Note: Evidence has been mounting for some years that cell phones and wireless technology (WiFi) have significant health risks. For a recent brief summary by a highly respected scientist, click here.

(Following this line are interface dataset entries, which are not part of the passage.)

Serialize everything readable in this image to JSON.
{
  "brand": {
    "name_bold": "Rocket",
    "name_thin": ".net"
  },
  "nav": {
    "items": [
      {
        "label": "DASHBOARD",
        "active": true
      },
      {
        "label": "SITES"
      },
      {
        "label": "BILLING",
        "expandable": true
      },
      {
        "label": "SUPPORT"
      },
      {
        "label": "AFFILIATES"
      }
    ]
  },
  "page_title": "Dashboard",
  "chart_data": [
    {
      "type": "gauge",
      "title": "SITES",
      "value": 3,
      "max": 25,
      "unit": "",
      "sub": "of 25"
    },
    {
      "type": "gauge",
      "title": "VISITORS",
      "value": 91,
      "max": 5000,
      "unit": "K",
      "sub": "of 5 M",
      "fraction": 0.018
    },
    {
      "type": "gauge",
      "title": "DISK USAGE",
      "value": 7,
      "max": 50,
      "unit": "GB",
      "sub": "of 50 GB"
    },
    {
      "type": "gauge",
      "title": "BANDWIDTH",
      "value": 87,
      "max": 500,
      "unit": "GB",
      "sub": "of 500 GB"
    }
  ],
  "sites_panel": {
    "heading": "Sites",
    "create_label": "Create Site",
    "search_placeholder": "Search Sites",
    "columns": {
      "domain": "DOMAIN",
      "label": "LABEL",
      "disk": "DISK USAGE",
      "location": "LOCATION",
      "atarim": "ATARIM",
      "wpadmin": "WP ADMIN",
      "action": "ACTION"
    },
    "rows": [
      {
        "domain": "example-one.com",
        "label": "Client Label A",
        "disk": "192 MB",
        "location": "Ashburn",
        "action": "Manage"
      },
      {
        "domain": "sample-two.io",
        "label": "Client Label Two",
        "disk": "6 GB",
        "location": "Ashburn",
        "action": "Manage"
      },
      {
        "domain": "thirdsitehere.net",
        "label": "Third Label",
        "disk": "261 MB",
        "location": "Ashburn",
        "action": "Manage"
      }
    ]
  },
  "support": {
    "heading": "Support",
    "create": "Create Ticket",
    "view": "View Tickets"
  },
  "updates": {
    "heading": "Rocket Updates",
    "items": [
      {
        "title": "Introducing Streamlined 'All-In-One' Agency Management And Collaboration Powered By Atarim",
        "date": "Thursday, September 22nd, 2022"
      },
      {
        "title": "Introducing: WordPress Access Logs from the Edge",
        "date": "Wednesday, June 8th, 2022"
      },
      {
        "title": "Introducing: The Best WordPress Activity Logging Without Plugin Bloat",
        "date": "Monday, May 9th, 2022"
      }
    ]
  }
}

Important Note: Explore our full index to revealing excerpts of key major media news stories on several dozen engaging topics. And don't miss amazing excerpts from 20 of the most revealing news articles ever published.